  • R v Pearman: A bungled contract killing where the defendant was the driver of the vehicle in a drive by shooting. It was suspected that the victim, who was shot in front of his 6 year old daughter and two year old son outside his parents address, was in fact the brother of the intended target. The defendant attempted to burn out the vehicle used but the fire did not take hold and his DNA was found in the vehicle. This case featured on the BBC’s Crimewatch programme and the gunman remains at large.
  • R v Pinto & Ors: Appeared as leading junior in a conspiracy to murder. This was the high profile ‘Angolan Witchcraft’ case tried at the Old Bailey where the defendants were accused of torturing and then placing an eight year old girl in a bag and threatening to drown her in a river. This was investigated by the police unit set up after the ‘Torso in the Thames case’ and has been the subject of a number of television documentaries.
  • R v Onyett: An alcoholic 17-year-old boy stabbed his father to death on Christmas Day.
  • R v Woolley & Ors: A multi-handed revenge attack that led to a stabbing outside a nightclub. The defendant was extradited from Canada to face trial. Led by Michael Wolkind QC.
  • R v Dafonte: A ‘shaken baby’ case. Represented the Father in a trial where the Mother gave evidence for the Crown.

Serious Sexual Offences


Cases

  • R v Uddin: The defendants were charged with kidnap, blackmail, various assaults including sexual assault on a male with one of the defendants charged with rape of the same victim. The trial lasted for just under 2 months and presented a myriad of problems to be overcome. The first was a legal matter relating to whether the complainant could have anonymity in respect of the sexual offences.
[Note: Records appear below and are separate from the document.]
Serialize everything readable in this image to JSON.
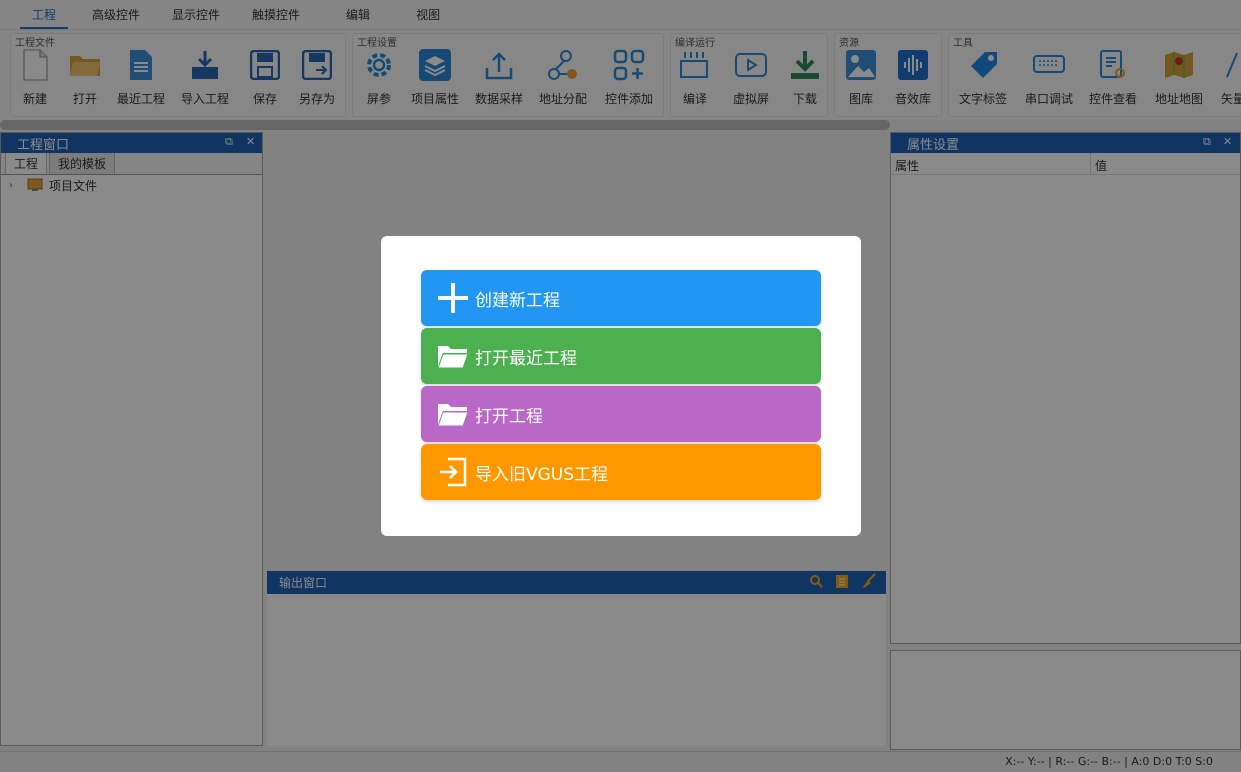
{
  "menu": {
    "tabs": [
      "工程",
      "高级控件",
      "显示控件",
      "触摸控件",
      "编辑",
      "视图"
    ]
  },
  "ribbon": {
    "groups": [
      {
        "title": "工程文件",
        "buttons": [
          "新建",
          "打开",
          "最近工程",
          "导入工程",
          "保存",
          "另存为"
        ]
      },
      {
        "title": "工程设置",
        "buttons": [
          "屏参",
          "项目属性",
          "数据采样",
          "地址分配",
          "控件添加"
        ]
      },
      {
        "title": "编译运行",
        "buttons": [
          "编译",
          "虚拟屏",
          "下载"
        ]
      },
      {
        "title": "资源",
        "buttons": [
          "图库",
          "音效库"
        ]
      },
      {
        "title": "工具",
        "buttons": [
          "文字标签",
          "串口调试",
          "控件查看",
          "地址地图",
          "矢量"
        ]
      }
    ]
  },
  "left_panel": {
    "title": "工程窗口",
    "tabs": [
      "工程",
      "我的模板"
    ],
    "tree": [
      "项目文件"
    ]
  },
  "output_panel": {
    "title": "输出窗口"
  },
  "right_panel": {
    "title": "属性设置",
    "col_property": "属性",
    "col_value": "值"
  },
  "statusbar": {
    "text": "X:--  Y:--  |  R:-- G:-- B:--  |  A:0  D:0  T:0  S:0"
  },
  "modal": {
    "buttons": [
      {
        "label": "创建新工程",
        "color": "#2196f3",
        "icon": "plus-icon"
      },
      {
        "label": "打开最近工程",
        "color": "#4caf50",
        "icon": "folder-open-icon"
      },
      {
        "label": "打开工程",
        "color": "#ba68c8",
        "icon": "folder-open-icon"
      },
      {
        "label": "导入旧VGUS工程",
        "color": "#ff9800",
        "icon": "import-icon"
      }
    ]
  }
}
Expert evidence was served late in relation to the download from a mobile phone on the very contentious issue of whether the defendant had photographed the sexual assault on his mobile phone. At one stage the crown’s expert refused to disclose how he had obtained the material quoting copyright problems with the program he had written. This evidence was eventually excluded after a voir dire.
  • R v Uddin: The defendants were charged with kidnap, blackmail, various assaults including sexual assault on a male with one of the defendants charged with rape of the same victim. The trial lasted for just under 2 months and presented a myriad of problems to be overcome. The first was a legal matter relating to whether the complainant could have anonymity in respect of the sexual offences. Expert evidence was served late in relation to the download from a mobile phone on the very contentious issue of whether the defendant had photographed the sexual assault on his.
  • R v Perry: Defendant charged with ‘date rape’ of an actress. Evidence of a previous conviction for a like offence committed in Australia for which the defendant had served 7 years in prison went before the jury. The defendant was acquitted.
  • R v McConville: Represented a Catholic Priest accused of child abuse dating back to the 1970’s when he worked in a children’s home run by the Catholic Society.
  • R v X: Represented an Olympic Judo coach, accused of sexually assaulting young men that he trained.
  • R v (X): Represented a local councillor/juvenile magistrate against allegations of serious child abuse in the 1980’s when he ran a large children’s home in the East End.

Directory Quotes


“He has the mind of a chess player, the guts of a boxer and his good nature with clients is second to non.” Legal 500 2018

Qualifications


  • LLB Hons, Guildhall University